Drop 10 pounds. Quit smoking. Stop cursing.
New Year's resolutions come around every 365 days or so, about the time the tree is tossed, the menorah is stored and one year elbows aside the other. Even though it seems people break them before they have finished making them, those resolutions can be good things.
"Resolutions are important because they promote goal-setting, which is critical to getting things done," said Michael Pantalon, assistant clinical professor of psychiatry at the Yale University School of Medicine in New Haven, Conn. via email.
But the reason behind the resolution can be as important as setting goals.
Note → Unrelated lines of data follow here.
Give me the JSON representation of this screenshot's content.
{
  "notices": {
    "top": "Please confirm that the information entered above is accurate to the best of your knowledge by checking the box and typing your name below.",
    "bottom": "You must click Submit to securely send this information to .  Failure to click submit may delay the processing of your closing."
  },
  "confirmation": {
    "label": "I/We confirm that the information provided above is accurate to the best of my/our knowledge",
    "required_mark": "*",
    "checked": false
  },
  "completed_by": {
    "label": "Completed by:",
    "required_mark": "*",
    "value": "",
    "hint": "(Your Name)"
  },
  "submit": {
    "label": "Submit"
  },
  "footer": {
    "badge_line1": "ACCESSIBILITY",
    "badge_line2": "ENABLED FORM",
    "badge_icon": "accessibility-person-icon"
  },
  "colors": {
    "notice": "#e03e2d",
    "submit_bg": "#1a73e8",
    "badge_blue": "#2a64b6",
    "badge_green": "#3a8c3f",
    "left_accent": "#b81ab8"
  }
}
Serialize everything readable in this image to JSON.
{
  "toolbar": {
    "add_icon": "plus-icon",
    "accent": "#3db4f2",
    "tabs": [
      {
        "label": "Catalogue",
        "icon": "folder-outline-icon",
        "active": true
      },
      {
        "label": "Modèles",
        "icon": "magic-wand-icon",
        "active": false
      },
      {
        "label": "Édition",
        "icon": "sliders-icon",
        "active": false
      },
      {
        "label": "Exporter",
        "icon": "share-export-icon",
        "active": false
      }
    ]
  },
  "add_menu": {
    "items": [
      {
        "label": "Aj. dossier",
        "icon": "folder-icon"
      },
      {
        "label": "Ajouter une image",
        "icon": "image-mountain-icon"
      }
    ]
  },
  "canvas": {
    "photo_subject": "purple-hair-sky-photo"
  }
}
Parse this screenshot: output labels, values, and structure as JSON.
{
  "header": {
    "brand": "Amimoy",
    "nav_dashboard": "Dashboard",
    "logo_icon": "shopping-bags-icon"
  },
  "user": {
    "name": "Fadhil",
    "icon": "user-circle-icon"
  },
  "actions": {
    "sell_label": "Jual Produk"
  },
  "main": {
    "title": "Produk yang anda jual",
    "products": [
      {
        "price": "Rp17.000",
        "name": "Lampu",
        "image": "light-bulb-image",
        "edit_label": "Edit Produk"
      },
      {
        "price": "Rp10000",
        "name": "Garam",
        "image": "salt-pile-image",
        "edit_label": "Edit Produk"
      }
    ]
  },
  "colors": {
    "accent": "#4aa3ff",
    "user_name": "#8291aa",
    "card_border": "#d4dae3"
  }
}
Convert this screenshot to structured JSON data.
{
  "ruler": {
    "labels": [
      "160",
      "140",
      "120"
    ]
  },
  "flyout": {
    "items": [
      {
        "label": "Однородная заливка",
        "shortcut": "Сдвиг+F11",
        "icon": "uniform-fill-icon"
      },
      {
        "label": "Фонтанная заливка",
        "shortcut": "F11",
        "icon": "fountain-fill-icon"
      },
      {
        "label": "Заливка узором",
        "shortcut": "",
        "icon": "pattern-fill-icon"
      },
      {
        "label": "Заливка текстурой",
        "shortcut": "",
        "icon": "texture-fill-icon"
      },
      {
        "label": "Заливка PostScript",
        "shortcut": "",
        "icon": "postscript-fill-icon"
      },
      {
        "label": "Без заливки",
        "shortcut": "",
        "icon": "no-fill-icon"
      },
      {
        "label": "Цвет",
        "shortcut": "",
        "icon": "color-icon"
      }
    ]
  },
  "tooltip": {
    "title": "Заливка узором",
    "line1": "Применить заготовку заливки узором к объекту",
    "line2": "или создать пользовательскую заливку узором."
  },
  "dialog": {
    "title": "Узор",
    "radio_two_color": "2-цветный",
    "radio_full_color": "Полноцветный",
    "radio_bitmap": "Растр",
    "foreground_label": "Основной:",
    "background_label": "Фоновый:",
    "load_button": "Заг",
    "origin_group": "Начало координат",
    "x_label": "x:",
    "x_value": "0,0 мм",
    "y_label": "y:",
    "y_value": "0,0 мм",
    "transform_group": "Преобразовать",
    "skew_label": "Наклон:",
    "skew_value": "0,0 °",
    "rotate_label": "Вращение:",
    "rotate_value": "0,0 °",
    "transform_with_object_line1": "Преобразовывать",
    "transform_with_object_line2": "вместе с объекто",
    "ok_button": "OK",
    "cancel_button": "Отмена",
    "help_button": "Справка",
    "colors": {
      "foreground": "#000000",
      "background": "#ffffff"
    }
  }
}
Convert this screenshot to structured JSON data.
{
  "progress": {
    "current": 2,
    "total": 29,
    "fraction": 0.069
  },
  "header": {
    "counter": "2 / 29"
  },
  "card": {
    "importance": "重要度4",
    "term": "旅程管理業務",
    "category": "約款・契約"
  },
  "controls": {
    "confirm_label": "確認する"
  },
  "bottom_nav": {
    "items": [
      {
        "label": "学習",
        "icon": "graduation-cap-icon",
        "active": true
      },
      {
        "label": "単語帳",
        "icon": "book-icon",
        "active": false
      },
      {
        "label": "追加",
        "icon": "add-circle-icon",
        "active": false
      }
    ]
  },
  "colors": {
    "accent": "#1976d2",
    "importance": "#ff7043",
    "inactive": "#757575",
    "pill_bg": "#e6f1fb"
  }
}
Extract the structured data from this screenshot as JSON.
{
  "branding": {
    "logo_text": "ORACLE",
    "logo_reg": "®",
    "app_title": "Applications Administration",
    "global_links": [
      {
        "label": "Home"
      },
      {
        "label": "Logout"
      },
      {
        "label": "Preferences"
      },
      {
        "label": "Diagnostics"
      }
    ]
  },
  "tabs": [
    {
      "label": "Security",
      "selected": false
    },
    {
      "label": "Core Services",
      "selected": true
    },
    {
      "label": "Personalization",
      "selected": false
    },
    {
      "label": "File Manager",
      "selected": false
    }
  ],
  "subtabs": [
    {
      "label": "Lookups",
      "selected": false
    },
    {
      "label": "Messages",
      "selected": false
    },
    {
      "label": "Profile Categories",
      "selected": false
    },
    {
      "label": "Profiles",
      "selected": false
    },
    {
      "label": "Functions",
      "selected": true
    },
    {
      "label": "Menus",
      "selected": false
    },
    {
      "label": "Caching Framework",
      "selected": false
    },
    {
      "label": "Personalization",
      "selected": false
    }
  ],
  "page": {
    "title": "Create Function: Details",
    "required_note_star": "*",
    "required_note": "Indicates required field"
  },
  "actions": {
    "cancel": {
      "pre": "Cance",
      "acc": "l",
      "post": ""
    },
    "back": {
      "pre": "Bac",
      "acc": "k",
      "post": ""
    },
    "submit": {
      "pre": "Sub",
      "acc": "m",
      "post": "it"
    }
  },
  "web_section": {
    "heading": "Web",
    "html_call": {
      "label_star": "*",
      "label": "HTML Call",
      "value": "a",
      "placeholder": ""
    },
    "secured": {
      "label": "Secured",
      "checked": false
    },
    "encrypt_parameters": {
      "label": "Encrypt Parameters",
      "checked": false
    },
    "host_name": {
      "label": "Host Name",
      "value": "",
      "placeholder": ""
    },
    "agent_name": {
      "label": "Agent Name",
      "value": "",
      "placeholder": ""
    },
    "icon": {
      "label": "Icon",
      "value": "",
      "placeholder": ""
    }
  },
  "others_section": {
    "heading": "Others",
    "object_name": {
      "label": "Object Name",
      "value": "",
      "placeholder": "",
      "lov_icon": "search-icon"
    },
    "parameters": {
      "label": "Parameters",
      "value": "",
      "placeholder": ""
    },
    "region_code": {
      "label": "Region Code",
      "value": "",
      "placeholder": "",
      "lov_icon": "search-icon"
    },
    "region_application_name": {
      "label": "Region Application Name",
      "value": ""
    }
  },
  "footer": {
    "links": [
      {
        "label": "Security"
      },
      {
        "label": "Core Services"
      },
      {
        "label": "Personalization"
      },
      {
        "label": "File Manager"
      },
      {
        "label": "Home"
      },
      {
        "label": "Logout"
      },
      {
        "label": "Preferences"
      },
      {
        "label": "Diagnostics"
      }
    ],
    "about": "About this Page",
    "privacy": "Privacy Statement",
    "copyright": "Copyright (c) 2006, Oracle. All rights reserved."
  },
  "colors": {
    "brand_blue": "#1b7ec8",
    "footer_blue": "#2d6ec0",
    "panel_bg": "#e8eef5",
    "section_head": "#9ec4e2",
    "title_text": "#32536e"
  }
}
"If [a resolution] is merely an exercise designed to satisfy an external pressure, the importance diminishes and the issue can become moot," wrote Jacqueline Keller, founding director of NutriFit LLC, Los Angeles, and a licensed professional wellness coach, in an email.
Even with the best of intentions, people often break their resolutions.
Pantalon said people fail due to three main reasons: They promote goals that are too big. They proclaim their goal to the wrong people, those who will pressure them too much or chastise them instead of those who will actually help them realize their goal. They often focus on how to accomplish goals versus why they want to accomplish them, ignoring the "reason behind the reason," which could provide "more powerful and lasting motivation," he said.
"Be very, very clear not only on how you will accomplish your resolution but also on why you want to accomplish it," Pantalon said. "If you can't come up with good and meaningful reasons that resonate with you, then it's probably not a good resolution."
Resolutions should be more than mere "wishes."
According to Srinivasan Pillay, assistant clinical professor of psychiatry at Harvard Medical School in Boston, Mass., biology plays a role in resolutions, and the brain is the director. Pillay noted that for resolutions to work, they have to take root in the brain, which requires more than simply saying or writing them.
Pillay suggested several tips to make solid resolutions with high probability of accomplishment. Getting excited about your resolutions makes the brain more likely to cement the goal. Forming resolutions in a quiet place will allow the brain to focus on them. It is also important to think them through and phrase them carefully and specifically. Broad goals such as "I want to lose weight" may be more difficult to implement than statements of action such as "I will change my diet tomorrow in the following ways." Framing the goal as a positive statement and picturing yourself undertaking the actions of the resolution will activate centers in your brain and make you more likely to fulfill it.
"Resolutions are like goals, and we know that the setting of goals helps us to get things done," said Simon A. Rego, assistant professor of psychiatry and behavioral sciences at Albert Einstein College of Medicine and director of psychology training at the Montefiore Medical Center in Bronx, N.Y., in an email.
Rego stressed that goals are more likely to be reached if they are "smart," meaning specific, measurable, attainable, rewarding, and time-limited. He cautioned against, for example, simply making losing weight a goal, but instead suggested being more specific, such as "I'd like to lose five pounds over the first two months of the year and then set a new goal from there," he said.
Even the best of intentions don't always play out well.
Psychotherapist Karen R. Koenig, a Sarasota, Fla.-based author and expert on the psychology of eating, noted some individuals can sabotage themselves by reacting against their resolutions and do not succeed. Those who do succeed exhibit an internal desire and high motivation to "simply keep doing what's good for them every day without even thinking about commitments or resolutions,” she said.
Breaking an initial resolution doesn't mean a person cannot succeed. And, there's no shame in falling short.
"You are definitely allowed to revise your resolution at any point," said Pantalon.
Reprinted with permission from Inside Science, an editorially independent news outlet of the American Institute of Physics, a nonprofit organization supporting the dissemination of science news and information to society.